It’s often said that the University is a microcosm of the world. In many ways — with national attention given to our local debates, like the racialization of affirmative action or the University’s roles in impacting the future of Detroit — that couldn’t be more true. But when attending to these issues, our world gets more sound bites than the realities that confront our community, particularly as it relates to the status of identity.
Locally, students are bombarded with billboards, campus signs, digital posters and campus dialogues that address the range of identities of our student community, or at least the need to evaluate them. A lot of the publicity given to increased awareness around matters that highlight identity deal with questions that involve the ideas and leadership that would make the University a safe space for students. Having such an environment is thought by many school administrators, especially the Office of Multi-Ethnic Student Affairs, to be required. MESA explores the appreciation for identity and status with as much intellectual vitality as the commitment of students who are willing to dedicate their engagement. Though the constant images that students receive around campus are indeed supportive, they are no less confusing. Take, for example, sexual health.
Bulletin boards in residential halls scream “diversity matters” or hand-held pledges given across campus that honor sexual health awareness often provoke students to get more involved in knowing their sexual health status. These campaigns are often very ambitious. They ask students to survey their health with quick and easy tests or seek counseling for preventable measures that can be taken as a precaution against incurable diseases, like HIV/AIDS. Yet, current societal conditions make it difficult for students to act responsibly.
The media uses advertisements to convince young adults — especially college-aged students — to know their status for sexually transmitted diseases but has not yet resolved the circumstances that objectify people who actually know their status, or who feel comfortable advocating for people to do the same. The name-calling, gossiping or isolation felt in churches, families or places of employment is an unfortunate reality for some people who test positive for a sexually transmitted disease. Circumstances such as these challenge the idea of college students all over this country, and in our own community, to have their status revealed through a blood test.
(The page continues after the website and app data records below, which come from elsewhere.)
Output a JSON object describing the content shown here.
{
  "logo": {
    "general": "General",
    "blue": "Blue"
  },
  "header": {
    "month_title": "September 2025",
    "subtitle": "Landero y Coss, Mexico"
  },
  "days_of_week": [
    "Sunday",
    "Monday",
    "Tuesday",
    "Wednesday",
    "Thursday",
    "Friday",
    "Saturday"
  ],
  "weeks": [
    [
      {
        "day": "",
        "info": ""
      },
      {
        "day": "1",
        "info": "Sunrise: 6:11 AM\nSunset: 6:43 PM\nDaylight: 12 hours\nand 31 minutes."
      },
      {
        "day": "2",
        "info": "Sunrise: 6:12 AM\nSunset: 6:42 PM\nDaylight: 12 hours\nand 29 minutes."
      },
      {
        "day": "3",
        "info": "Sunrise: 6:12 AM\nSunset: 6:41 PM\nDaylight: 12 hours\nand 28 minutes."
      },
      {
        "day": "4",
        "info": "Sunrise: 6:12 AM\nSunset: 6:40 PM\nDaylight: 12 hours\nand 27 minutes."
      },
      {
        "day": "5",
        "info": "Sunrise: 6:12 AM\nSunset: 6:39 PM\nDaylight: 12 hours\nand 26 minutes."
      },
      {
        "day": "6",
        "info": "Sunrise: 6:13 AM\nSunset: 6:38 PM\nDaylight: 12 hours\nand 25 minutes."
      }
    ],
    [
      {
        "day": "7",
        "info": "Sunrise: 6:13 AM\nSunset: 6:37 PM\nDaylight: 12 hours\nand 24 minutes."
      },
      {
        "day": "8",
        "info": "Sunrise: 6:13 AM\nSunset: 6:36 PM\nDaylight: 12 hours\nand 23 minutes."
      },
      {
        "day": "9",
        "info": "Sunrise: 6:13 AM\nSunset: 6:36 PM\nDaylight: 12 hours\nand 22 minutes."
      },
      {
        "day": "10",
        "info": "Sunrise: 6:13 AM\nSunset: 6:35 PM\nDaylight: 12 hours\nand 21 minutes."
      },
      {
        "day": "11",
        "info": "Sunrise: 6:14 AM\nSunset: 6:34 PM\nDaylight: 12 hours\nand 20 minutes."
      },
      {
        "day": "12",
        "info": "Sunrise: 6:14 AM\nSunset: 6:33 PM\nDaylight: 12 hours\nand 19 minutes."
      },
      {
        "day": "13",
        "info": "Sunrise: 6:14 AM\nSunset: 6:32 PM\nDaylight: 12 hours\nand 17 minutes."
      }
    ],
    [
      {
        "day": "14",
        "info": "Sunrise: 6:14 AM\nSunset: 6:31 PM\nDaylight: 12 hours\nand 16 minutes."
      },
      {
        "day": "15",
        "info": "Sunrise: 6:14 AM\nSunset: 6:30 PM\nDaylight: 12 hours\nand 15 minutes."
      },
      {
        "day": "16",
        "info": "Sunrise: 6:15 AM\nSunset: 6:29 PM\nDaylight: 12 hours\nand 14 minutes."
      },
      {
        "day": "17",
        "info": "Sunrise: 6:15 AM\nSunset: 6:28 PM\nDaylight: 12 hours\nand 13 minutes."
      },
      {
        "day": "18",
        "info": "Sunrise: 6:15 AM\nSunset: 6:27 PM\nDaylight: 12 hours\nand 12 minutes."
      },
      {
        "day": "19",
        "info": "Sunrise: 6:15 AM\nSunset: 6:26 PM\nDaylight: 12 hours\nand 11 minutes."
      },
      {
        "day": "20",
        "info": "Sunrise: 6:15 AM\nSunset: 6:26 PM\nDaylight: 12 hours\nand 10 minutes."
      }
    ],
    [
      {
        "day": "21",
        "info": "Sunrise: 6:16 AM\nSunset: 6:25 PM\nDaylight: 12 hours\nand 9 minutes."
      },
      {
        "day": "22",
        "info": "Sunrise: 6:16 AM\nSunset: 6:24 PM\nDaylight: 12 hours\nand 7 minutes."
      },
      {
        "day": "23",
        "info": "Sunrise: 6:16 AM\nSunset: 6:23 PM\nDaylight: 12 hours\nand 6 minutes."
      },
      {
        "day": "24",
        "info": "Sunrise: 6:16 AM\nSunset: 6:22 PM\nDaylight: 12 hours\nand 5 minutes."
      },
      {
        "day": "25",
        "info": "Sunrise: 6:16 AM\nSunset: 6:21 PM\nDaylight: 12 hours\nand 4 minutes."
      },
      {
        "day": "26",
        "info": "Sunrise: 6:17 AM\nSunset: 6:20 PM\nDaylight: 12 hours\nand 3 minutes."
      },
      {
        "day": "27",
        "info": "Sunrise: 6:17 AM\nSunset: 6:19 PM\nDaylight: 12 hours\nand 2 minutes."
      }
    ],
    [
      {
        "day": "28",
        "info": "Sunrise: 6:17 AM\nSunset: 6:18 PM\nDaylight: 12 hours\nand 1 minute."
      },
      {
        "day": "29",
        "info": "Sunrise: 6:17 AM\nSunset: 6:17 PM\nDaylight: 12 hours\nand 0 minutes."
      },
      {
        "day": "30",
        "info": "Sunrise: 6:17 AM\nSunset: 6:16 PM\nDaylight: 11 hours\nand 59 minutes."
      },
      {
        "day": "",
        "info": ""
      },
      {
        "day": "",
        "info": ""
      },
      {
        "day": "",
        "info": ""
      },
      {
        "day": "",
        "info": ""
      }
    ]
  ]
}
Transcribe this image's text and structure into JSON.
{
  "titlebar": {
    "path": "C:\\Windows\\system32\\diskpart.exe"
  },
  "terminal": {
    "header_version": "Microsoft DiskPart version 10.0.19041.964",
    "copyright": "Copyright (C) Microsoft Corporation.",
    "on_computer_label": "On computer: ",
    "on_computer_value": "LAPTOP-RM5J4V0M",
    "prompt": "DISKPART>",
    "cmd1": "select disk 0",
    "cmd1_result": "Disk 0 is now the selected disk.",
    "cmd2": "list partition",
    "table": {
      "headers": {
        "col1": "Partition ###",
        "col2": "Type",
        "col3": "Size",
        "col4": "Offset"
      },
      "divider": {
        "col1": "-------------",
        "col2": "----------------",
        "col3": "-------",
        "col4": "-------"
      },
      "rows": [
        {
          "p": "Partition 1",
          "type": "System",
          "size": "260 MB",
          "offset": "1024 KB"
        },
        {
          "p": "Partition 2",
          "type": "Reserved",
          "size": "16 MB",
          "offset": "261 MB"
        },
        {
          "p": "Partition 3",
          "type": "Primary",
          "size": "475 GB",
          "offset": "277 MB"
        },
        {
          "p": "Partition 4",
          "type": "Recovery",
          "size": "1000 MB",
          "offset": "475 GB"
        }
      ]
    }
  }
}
So, what are our choices?
Noticeably, our choices aren’t as varied as the names of sexually transmitted diseases. However, there are options. The one that I favor most is the option to live.
I mentioned earlier that the University lives in the image of this world; just like our world, it is highly responsive to the choices that people make — be it pollution with the threat of global warming, or the responsibility that students take in their sexual health. But different than our world are the University’s support and limitless resources that students can find and engage in when understanding what it means to have sex responsibly, or how to offset potentially more disastrous situations if, perhaps, your status is positive.
MESA helps students consider these issues and potentially re-frame them. On campus, our reality includes knowing or hearing about certain students’ names getting slandered for their presumed promiscuity, but still expecting them to get tested. Given the rumors, it may seem safer for that student to not know the truth.
Indeed, it is very hard to figure out which message is right: the message that you hear from MESA — that knowing your status can save a life — the one in our communities — where the experience of living in isolation might be real for someone whose test came out positive — or living a life in fear — not knowing when and with whom it’s OK to talk about your status. The stigma, the shame and silence are all facts of life that do exist. But MESA’s advocacy to share in that journey with students in identifying support groups on campus, or spreading the message about the importance of getting tested be understood through terms that may resonate with students lifestyles, indicates that MESA’s weekly testing is more than a campaign for social causes.
Each Tuesday between 6 p.m. and 7:30 p.m., MESA’s testing service is administered in room 2202 of the Michigan Union with a sense of follow-up that makes it a viable option for students. Not only is MESA raising awareness by providing a weekly testing service in their office, but they are also helping students find their voice once they know what to say.
Brittany Smith is an LSA senior.